The plot is complicated, and hardly worth recounting here, but really is more of a skeleton on which Rossini was able to hang some highly emotional music. Because most of the action consists of internal conflict and confrontations, there is little physical action in the opera. As such, director David Alden wisely creates a series of tableaux vivants, posing the chorus in lines or frozen action "snapshots" against which the principal characters could emote.
Anna, our selfless heroine, is in a simple black dress. But, there was nothing either simple or black about Leah Crocetto's performance in the role. She is absolutely glorious and every note is perfectly produced and paints the emotion of every word of Cesare della Valle's libretto. While the English subtitles help, you only needed to hear the characterization in her delivery to know exactly what is going on. Her suicide, to avoid Maometto's unwelcome attentions, even though she unknowingly fell in love with him earlier in her life (before the opera starts) when he pretended to be someone else, is the highlight of the evening. It is easy to understand why there is so much buzz about her in the opera world.
Also creating buzz these days is bass-baritone Luca Pisaroni who magnificently sang and characterized the title role. Dallas Symphony audiences heard him sing an impressive Beethoven Symphony No. 9 last May and he was outstanding as Caliban in the Met's production of the Baroque pastiche The Enchanted Island (seen locally in the HD broadcast.) As Maometto II, he is simply astounding as he flashes through Rossini's virtuoso requirements—complex work usually reserved for a coloratura soprano. He allows the emotion to get away from him occasionally and oversings in the big moments. This is not so dangerous now, but may not bode well for the future of his voice. Singers should always keep 10 percent in the bank.

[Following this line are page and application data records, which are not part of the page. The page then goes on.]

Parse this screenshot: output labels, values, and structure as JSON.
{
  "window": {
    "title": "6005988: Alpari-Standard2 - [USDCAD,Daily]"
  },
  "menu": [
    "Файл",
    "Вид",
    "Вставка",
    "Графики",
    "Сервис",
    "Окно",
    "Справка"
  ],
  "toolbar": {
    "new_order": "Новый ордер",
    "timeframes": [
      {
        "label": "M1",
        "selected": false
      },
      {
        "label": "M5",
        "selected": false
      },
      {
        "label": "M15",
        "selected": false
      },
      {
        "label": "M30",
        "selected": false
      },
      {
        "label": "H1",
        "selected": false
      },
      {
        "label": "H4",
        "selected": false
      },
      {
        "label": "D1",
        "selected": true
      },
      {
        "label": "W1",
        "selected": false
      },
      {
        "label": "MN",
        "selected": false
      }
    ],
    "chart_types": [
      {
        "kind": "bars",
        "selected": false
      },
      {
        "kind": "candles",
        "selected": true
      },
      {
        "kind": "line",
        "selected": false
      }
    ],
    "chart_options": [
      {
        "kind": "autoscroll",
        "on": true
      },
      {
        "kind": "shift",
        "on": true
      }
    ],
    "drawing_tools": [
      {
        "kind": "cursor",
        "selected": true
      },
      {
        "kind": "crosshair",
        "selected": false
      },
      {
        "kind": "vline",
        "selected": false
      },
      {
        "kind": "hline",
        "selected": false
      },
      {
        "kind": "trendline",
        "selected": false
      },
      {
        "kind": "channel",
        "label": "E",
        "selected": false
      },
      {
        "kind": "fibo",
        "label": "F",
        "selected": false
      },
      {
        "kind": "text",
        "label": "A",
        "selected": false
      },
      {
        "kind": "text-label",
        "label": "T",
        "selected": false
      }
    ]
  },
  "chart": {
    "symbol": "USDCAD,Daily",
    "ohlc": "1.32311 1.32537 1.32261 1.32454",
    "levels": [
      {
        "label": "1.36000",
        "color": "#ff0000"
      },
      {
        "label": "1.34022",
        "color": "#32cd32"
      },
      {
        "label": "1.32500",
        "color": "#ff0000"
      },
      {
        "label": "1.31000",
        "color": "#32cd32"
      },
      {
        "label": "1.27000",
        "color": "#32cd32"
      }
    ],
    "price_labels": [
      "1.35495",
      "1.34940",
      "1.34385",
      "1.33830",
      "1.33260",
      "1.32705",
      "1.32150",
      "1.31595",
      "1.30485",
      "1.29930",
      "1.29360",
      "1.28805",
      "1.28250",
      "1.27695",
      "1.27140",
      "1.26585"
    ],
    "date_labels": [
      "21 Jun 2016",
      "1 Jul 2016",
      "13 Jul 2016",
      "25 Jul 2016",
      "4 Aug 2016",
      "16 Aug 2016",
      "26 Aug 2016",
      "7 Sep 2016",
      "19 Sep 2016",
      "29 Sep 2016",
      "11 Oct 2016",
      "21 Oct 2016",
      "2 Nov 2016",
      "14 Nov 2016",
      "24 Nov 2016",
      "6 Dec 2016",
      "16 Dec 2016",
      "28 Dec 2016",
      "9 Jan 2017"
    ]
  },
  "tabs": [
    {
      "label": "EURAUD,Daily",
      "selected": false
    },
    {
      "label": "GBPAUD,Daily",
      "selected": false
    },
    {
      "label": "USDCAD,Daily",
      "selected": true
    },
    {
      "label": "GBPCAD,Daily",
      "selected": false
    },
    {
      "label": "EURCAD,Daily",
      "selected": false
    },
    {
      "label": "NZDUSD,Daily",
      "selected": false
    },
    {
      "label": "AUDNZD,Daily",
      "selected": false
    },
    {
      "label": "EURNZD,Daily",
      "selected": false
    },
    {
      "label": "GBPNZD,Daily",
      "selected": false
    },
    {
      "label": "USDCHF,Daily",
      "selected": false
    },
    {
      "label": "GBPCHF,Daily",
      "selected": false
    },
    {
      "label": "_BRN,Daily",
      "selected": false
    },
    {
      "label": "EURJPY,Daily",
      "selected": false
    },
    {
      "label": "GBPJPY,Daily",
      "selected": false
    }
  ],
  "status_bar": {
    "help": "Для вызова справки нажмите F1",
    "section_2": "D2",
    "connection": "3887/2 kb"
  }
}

Anna's father, Erisso, is the leader of the Venetians in Negroponte. Tenor Bruce Sledge sings the role with ringing sound that puts the piddly brass in the orchestra to shame. He also negotiates the coloratura hurdles Rossini constantly places in his way with easy and dramatic flair.
The Venetian general Calbo, a pants role passionately by mezzo-soprano Patricia Bardonis, is in love with Anna. The role requires an astounding range and vocal flexibility. Although her top notes are sung too open for this writer's taste, she is amazing in the role. Her character gets to marry Anna in the end, even if it is just for a few moments before Anna commits suicide to deny the prize of her hand to the evil Maometto.
Another star of the evening is Frédéric Chaslin, the company's chief conductor. Anyone who has tried to conduct an opera filled with orchestral accompanied recitatives knows what a magnificent achievement Chaslin did in conducting this score. He is always on top of the text and never lets the musical flow lag for an instant. He may have pushed some tempi to the limit of his singer's ability on Thursday, but he kept this longish opera moving and vital throughout. The riveted attention of the audience implied that this pacing mesmerized even those opera neophytes who were expecting more action. Professional conductors in the audience doffed their hats to a technical master.
There was an unintended laugh when the women's chorus warned Anna to flee from the impending storm just as thunder cracked and lightening struck and patrons on the windward side of the open-air theater were drenched. But such is the unique joy of opera at Santa Fe in the summer.
◊ Review of Santa Fe Opera's Tosca
◊ Review of Santa Fe Opera's The Pearl Fishers
◊ Review of Santa Fe Opera's Arabella
◊ Review of Santa Fe Opera's King Roger